Just three years ago, 90 percent of all music sold in the U.S. came in CD form. By last year, that number had slipped to 79 percent, with digital media accounting for most of the rest.
With new download business models continuing to flourish, experts ponder the obvious: How much longer can the nearly 30-year-old compact disc survive?
To many, the demise of the CD — which debuted in 1982 and over the next five years overtook cassettes and vinyl as the listening format of choice — has been a foregone conclusion for some time. Microsoft head Bill Gates claimed in 2005 that it was just a matter of time before CDs (and DVDs) eventually become obsolete. And when Apple rolled out its 10th version of iTunes, it used the occasion to substitute a new musical-note logo for the application’s familiar CD icon. The rationale, said Apple head Steve Jobs, is that iTunes is expected to top total U.S. CD sales during 2011.
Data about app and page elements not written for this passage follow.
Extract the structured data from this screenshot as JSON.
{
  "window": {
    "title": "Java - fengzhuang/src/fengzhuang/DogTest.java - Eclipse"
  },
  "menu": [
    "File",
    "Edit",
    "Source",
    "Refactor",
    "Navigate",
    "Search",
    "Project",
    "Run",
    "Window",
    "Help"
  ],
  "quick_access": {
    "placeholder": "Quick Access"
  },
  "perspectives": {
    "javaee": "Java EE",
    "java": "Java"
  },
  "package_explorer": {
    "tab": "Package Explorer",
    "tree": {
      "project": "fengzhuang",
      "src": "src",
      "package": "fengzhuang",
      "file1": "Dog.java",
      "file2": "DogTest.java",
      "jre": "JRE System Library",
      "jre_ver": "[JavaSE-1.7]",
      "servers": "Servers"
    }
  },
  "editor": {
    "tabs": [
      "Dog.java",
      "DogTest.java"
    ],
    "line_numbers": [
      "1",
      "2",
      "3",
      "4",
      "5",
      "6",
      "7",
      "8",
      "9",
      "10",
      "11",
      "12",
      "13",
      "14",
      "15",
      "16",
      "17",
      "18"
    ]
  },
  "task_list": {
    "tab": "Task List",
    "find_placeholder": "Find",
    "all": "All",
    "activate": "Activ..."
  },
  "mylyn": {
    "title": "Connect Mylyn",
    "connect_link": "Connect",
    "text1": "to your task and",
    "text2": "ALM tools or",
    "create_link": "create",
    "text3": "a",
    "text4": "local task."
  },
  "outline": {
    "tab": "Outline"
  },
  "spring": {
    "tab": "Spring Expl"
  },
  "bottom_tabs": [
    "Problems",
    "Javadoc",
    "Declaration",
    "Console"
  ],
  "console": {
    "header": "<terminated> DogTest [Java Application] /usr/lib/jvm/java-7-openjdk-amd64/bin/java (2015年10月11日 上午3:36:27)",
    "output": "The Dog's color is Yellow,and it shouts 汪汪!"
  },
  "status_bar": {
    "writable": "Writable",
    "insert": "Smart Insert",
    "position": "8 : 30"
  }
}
After peaking at just over 706 million units in 2000, CD sales have since plummeted 50 percent. So far this year, CD album sales in the U.S. are off 15.4 percent.
Are record companies ready to throw in the towel? Not just yet. In an effort to appeal to older listeners and others who prefer “physical” media, labels have increasingly sought to re-package works of top artists in “deluxe” form, complete with bonus DVDs and other multimedia extras. Still, nothing says “buy me” louder than “price cut,” and earlier this year, Universal Music Group dropped list prices to between $6 and $10 for single CDs. UMG distribution president and CEO Jim Urie predicted that the company’s new “Velocity” initiative would help “bring new life into the physical format.” Late last year, retailing giant Trans World Entertainment watched sales jump 100 percent following the imposition of a $9.99 pricing revamp in conjunction with partners UMG, Sony and EMI.
While retailers generally agree that lower pricing is key to CD sustainability, many have been preparing for compact-disc extinction for years, according to a recent New York Times story. Newbury Comics, a Boston-area music retailer that, as its name suggests, began life as a comic-book hub, has since returned to its original business model, replacing some CD aisles with cartoon ’zines and other pop-culture paraphernalia (CD sales at Newbury have fallen 70 percent over the past seven years, CEO Mike Dreese told the Times).
Expectations that rising demand for digital downloads would finish off CDs once and for all have not yet come to pass. While sales of CD albums dropped 18 percent through the first half of 2010, digital downloads were off as well, falling fractionally compared to the first six months of 2009.
“The digital-download market is still rising,” says Alex Jacob of the International Federation of the Phonographic Industry (IFPI), the London-based global recording-industry association. “However, in terms of overall growth, digital isn’t making up for the fall in CD sales.” Sales of Apple’s iPod, first introduced in 2004, have largely determined the fate of the digital-download market; in its most recent quarter, Apple sold 9.05 million iPods, down from 10.2 million a year ago.